M. Veloso ; Sch. of Comput. Sci., Carnegie Mellon Univ., Pittsburgh, PA, USA ; F. von Hundelshausen ; P. E. Rybski

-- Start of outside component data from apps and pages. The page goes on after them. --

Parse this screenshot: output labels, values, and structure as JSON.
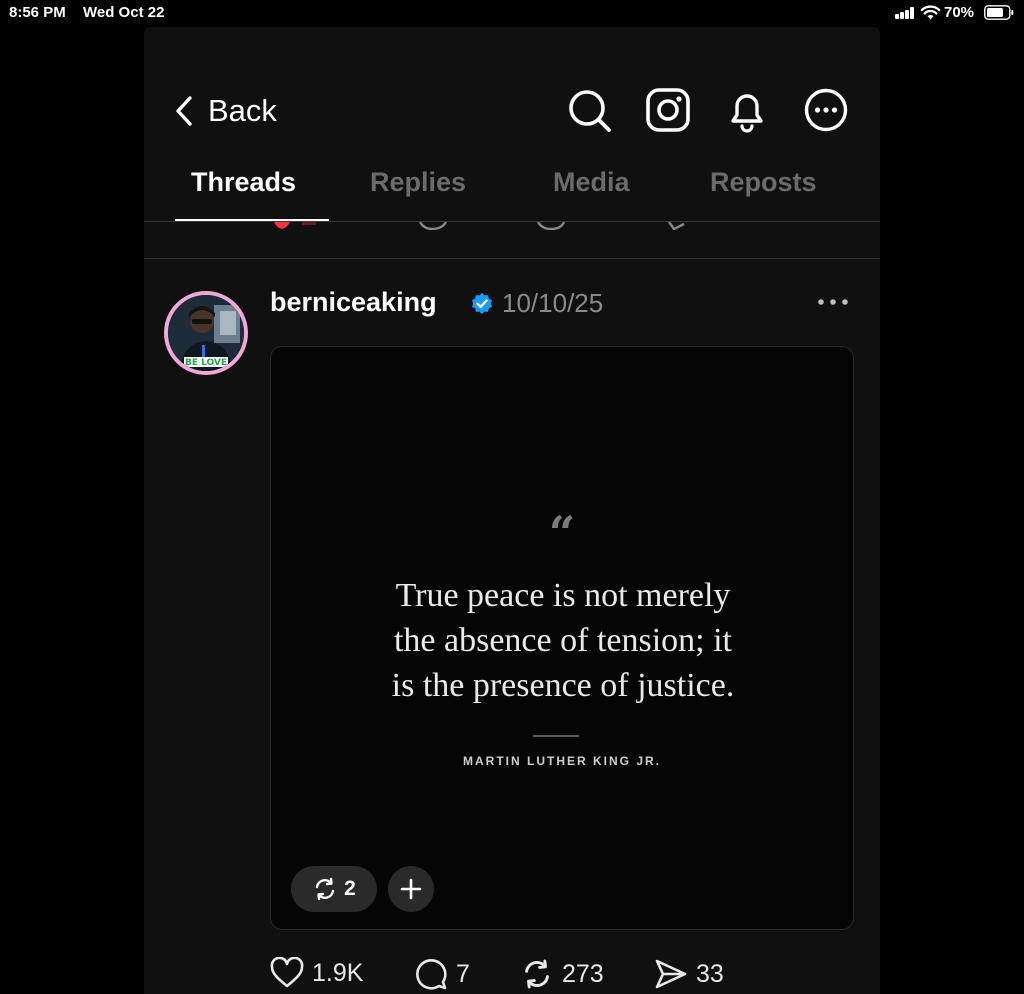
{
  "status_bar": {
    "time": "8:56 PM",
    "date": "Wed Oct 22",
    "battery_pct": "70%"
  },
  "header": {
    "back_label": "Back"
  },
  "tabs": [
    {
      "label": "Threads",
      "active": true
    },
    {
      "label": "Replies",
      "active": false
    },
    {
      "label": "Media",
      "active": false
    },
    {
      "label": "Reposts",
      "active": false
    }
  ],
  "post": {
    "username": "berniceaking",
    "verified": true,
    "date": "10/10/25",
    "avatar_caption": "BE LOVE",
    "quote_mark": "“",
    "quote_line_1": "True peace is not merely",
    "quote_line_2": "the absence of tension; it",
    "quote_line_3": "is the presence of justice.",
    "quote_author": "MARTIN LUTHER KING JR.",
    "reposts_badge": "2",
    "likes": "1.9K",
    "replies": "7",
    "reposts": "273",
    "shares": "33"
  },
  "colors": {
    "panel": "#101010",
    "accent_verified": "#1d9bf0",
    "avatar_ring": "#f0a8d8",
    "peek_like": "#ff3040"
  },
  "icons": [
    "chevron-left-icon",
    "search-icon",
    "instagram-icon",
    "bell-icon",
    "more-circle-icon",
    "verified-icon",
    "more-dots-icon",
    "repost-icon",
    "plus-icon",
    "heart-icon",
    "comment-icon",
    "send-icon"
  ]
}
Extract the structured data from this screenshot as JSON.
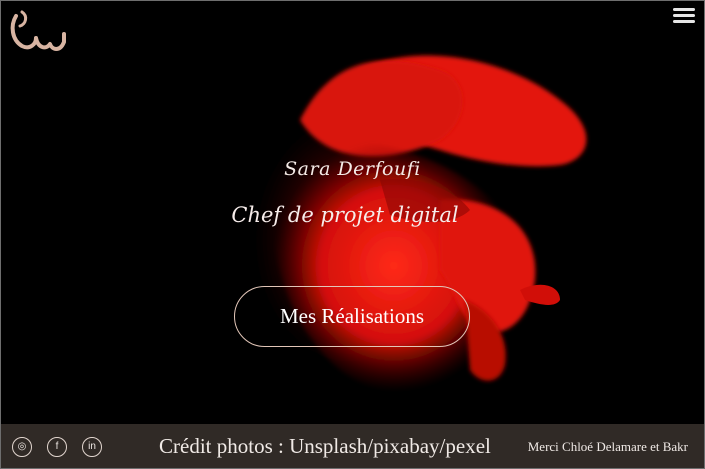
{
  "header": {
    "logo_icon": "arabic-calligraphy-logo-icon",
    "menu_icon": "hamburger-menu-icon"
  },
  "hero": {
    "name": "Sara Derfoufi",
    "role": "Chef de projet digital",
    "cta_label": "Mes Réalisations",
    "image": "red-betta-fish-image"
  },
  "footer": {
    "social": [
      {
        "icon": "instagram-icon",
        "glyph": "◎"
      },
      {
        "icon": "facebook-icon",
        "glyph": "f"
      },
      {
        "icon": "linkedin-icon",
        "glyph": "in"
      }
    ],
    "credit": "Crédit photos : Unsplash/pixabay/pexel",
    "thanks": "Merci Chloé Delamare et Bakr"
  },
  "colors": {
    "background": "#000000",
    "accent": "#d8b4a2",
    "footer_bg": "#302a26",
    "fish_red": "#e0140c"
  }
}
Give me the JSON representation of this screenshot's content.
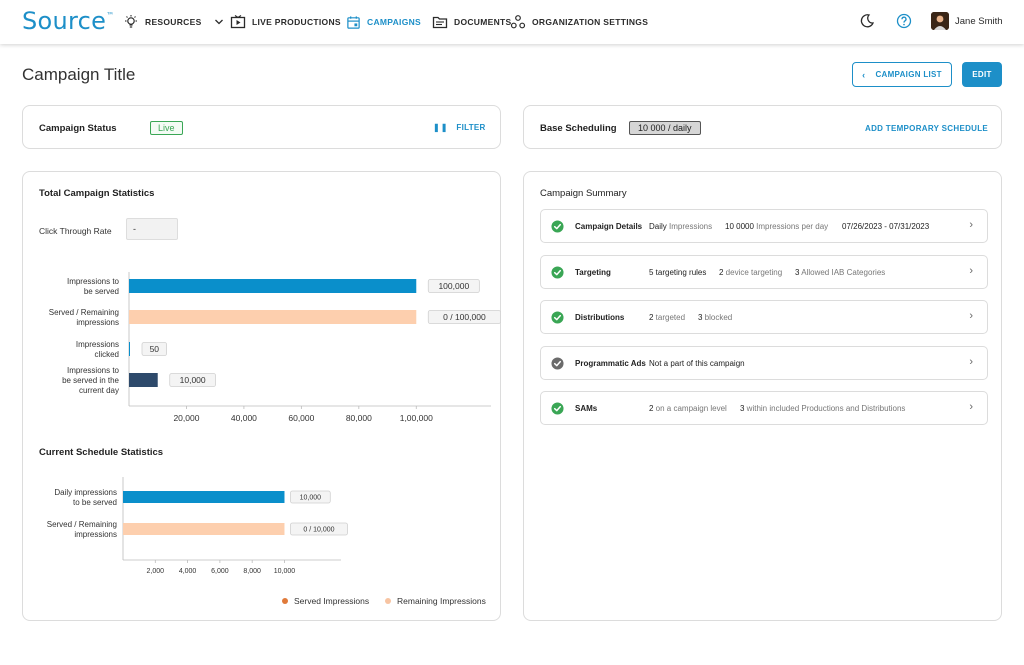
{
  "app": {
    "logo": "Source",
    "logo_mark": "™"
  },
  "nav": {
    "resources": "RESOURCES",
    "live_productions": "LIVE PRODUCTIONS",
    "campaigns": "CAMPAIGNS",
    "documents": "DOCUMENTS",
    "organization_settings": "ORGANIZATION SETTINGS"
  },
  "user": {
    "name": "Jane Smith"
  },
  "page": {
    "title": "Campaign Title",
    "campaign_list_label": "CAMPAIGN LIST",
    "edit_label": "EDIT"
  },
  "status_card": {
    "label": "Campaign Status",
    "status": "Live",
    "filter_label": "FILTER"
  },
  "scheduling_card": {
    "label": "Base Scheduling",
    "value": "10 000 / daily",
    "add_label": "ADD TEMPORARY SCHEDULE"
  },
  "stats": {
    "title": "Total Campaign Statistics",
    "ctr_label": "Click Through Rate",
    "ctr_value": "-",
    "schedule_title": "Current Schedule Statistics",
    "legend": {
      "served": "Served Impressions",
      "remaining": "Remaining Impressions"
    }
  },
  "colors": {
    "primary": "#1d8fc8",
    "bar_blue": "#0a8fcb",
    "bar_peach": "#fdcfae",
    "bar_navy": "#2e4a6b",
    "served": "#e07a3a",
    "remaining": "#f7c4a2",
    "success": "#3aa655",
    "neutral": "#6b6b6b"
  },
  "chart_data": [
    {
      "type": "bar",
      "orientation": "horizontal",
      "categories": [
        [
          "Impressions to",
          "be served"
        ],
        [
          "Served /  Remaining",
          "impressions"
        ],
        [
          "Impressions",
          "clicked"
        ],
        [
          "Impressions to",
          "be served in the",
          "current day"
        ]
      ],
      "values": [
        100000,
        100000,
        50,
        10000
      ],
      "data_labels": [
        "100,000",
        "0 / 100,000",
        "50",
        "10,000"
      ],
      "bar_colors": [
        "#0a8fcb",
        "#fdcfae",
        "#0a8fcb",
        "#2e4a6b"
      ],
      "xlim": [
        0,
        110000
      ],
      "xticks": [
        20000,
        40000,
        60000,
        80000,
        100000
      ],
      "xtick_labels": [
        "20,000",
        "40,000",
        "60,000",
        "80,000",
        "1,00,000"
      ]
    },
    {
      "type": "bar",
      "orientation": "horizontal",
      "categories": [
        [
          "Daily impressions",
          "to be served"
        ],
        [
          "Served / Remaining",
          "impressions"
        ]
      ],
      "values": [
        10000,
        10000
      ],
      "data_labels": [
        "10,000",
        "0 / 10,000"
      ],
      "bar_colors": [
        "#0a8fcb",
        "#fdcfae"
      ],
      "xlim": [
        0,
        13500
      ],
      "xticks": [
        2000,
        4000,
        6000,
        8000,
        10000
      ],
      "xtick_labels": [
        "2,000",
        "4,000",
        "6,000",
        "8,000",
        "10,000"
      ]
    }
  ],
  "summary": {
    "title": "Campaign Summary",
    "rows": [
      {
        "name": "Campaign Details",
        "status": "success",
        "parts": [
          {
            "strong": "Daily",
            "muted": "Impressions"
          },
          {
            "strong": "10 0000",
            "muted": "Impressions per day"
          },
          {
            "strong": "07/26/2023 - 07/31/2023",
            "muted": ""
          }
        ]
      },
      {
        "name": "Targeting",
        "status": "success",
        "parts": [
          {
            "strong": "5 targeting rules",
            "muted": ""
          },
          {
            "strong": "2",
            "muted": "device targeting"
          },
          {
            "strong": "3",
            "muted": "Allowed IAB Categories"
          }
        ]
      },
      {
        "name": "Distributions",
        "status": "success",
        "parts": [
          {
            "strong": "2",
            "muted": "targeted"
          },
          {
            "strong": "3",
            "muted": "blocked"
          }
        ]
      },
      {
        "name": "Programmatic Ads",
        "status": "neutral",
        "parts": [
          {
            "strong": "Not a part of this campaign",
            "muted": ""
          }
        ]
      },
      {
        "name": "SAMs",
        "status": "success",
        "parts": [
          {
            "strong": "2",
            "muted": "on a campaign level"
          },
          {
            "strong": "3",
            "muted": "within included Productions and Distributions"
          }
        ]
      }
    ]
  }
}
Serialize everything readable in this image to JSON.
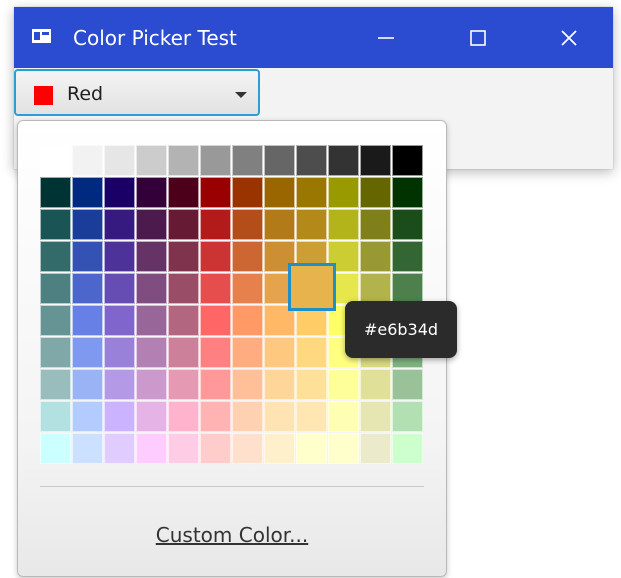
{
  "window": {
    "title": "Color Picker Test",
    "title_bar_color": "#2b4bd0",
    "controls": [
      "minimize-icon",
      "maximize-icon",
      "close-icon"
    ]
  },
  "combo": {
    "label": "Red",
    "swatch_color": "#ff0000",
    "focus_color": "#2a9fd6"
  },
  "palette": {
    "rows": [
      [
        "#ffffff",
        "#f2f2f2",
        "#e6e6e6",
        "#cccccc",
        "#b3b3b3",
        "#999999",
        "#808080",
        "#666666",
        "#4d4d4d",
        "#333333",
        "#1a1a1a",
        "#000000"
      ],
      [
        "#003333",
        "#002a80",
        "#1a0066",
        "#33003a",
        "#4d0019",
        "#990000",
        "#993300",
        "#996600",
        "#997700",
        "#999900",
        "#666600",
        "#003300"
      ],
      [
        "#1a5454",
        "#1a3d99",
        "#361a80",
        "#4d1a4d",
        "#661a33",
        "#b31a1a",
        "#b34d1a",
        "#b37a1a",
        "#b38a1a",
        "#b3b31a",
        "#80801a",
        "#1a4d1a"
      ],
      [
        "#336b6b",
        "#3352b3",
        "#4d3399",
        "#663366",
        "#80334d",
        "#cc3333",
        "#cc6633",
        "#cc8f33",
        "#cc9e33",
        "#cccc33",
        "#999933",
        "#336633"
      ],
      [
        "#4d8080",
        "#4d66cc",
        "#664db3",
        "#804d80",
        "#994d66",
        "#e64d4d",
        "#e6804d",
        "#e6a34d",
        "#e6b34d",
        "#e6e64d",
        "#b3b34d",
        "#4d804d"
      ],
      [
        "#669494",
        "#6680e6",
        "#8066cc",
        "#996699",
        "#b36680",
        "#ff6666",
        "#ff9966",
        "#ffb866",
        "#ffcc66",
        "#ffff66",
        "#cccc66",
        "#669966"
      ],
      [
        "#80a8a8",
        "#8099f0",
        "#9980d9",
        "#b380b3",
        "#cc8099",
        "#ff8080",
        "#ffad80",
        "#ffc880",
        "#ffd880",
        "#ffff80",
        "#d9d980",
        "#80b380"
      ],
      [
        "#99bcbc",
        "#99b3f5",
        "#b399e6",
        "#cc99cc",
        "#e699b3",
        "#ff9999",
        "#ffbf99",
        "#ffd699",
        "#ffe099",
        "#ffff99",
        "#e0e099",
        "#99c299"
      ],
      [
        "#b3e0e0",
        "#b3ccff",
        "#ccb3ff",
        "#e6b3e6",
        "#ffb3cc",
        "#ffb3b3",
        "#ffd1b3",
        "#ffe3b3",
        "#ffe6b3",
        "#ffffb3",
        "#e6e6b3",
        "#b3e0b3"
      ],
      [
        "#ccffff",
        "#cce0ff",
        "#e0ccff",
        "#ffccff",
        "#ffcce6",
        "#ffcccc",
        "#ffe0cc",
        "#fff0cc",
        "#ffffcc",
        "#ffffcc",
        "#ebebcc",
        "#ccffcc"
      ]
    ],
    "hover_color": "#e6b34d"
  },
  "tooltip": {
    "text": "#e6b34d"
  },
  "custom_color_label": "Custom Color..."
}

Humanoid robots, while moving in our everyday environments, necessarily need to recognize objects. Providing robust object definitions for every single object in our environments is challenging and impossible in practice. In this work, we build upon the fact that objects have different uses and humanoid robots, while co-existing with humans, should have the ability of observing humans using the different objects and learn the corresponding object definitions. We present an object recognition algorithm, FOCUS, for finding object classifications through use and structure. FOCUS learns structural properties (visual features) of objects by knowing first the object's affordance properties and observing humans interacting with that object with known activities. FOCUS combines an activity recognizer, flexible and robust to any environment, which captures how an object is used with a low-level visual feature processor. The relevant features are then associated with an object definition which is then used for object recognition. The strength of the method relies on the fact that we can define multiple aspects of an object model, i.e., structure and use, that are individually robust but insufficient to define the object, but can do so jointly. We present the FOCUS approach in detail, which we have demonstrated in a variety of activities, objects, and environments. We show illustrating empirical evidence of the efficacy of the method

Published in:

5th IEEE-RAS International Conference on Humanoid Robots, 2005.

Date of Conference:

5-5 Dec. 2005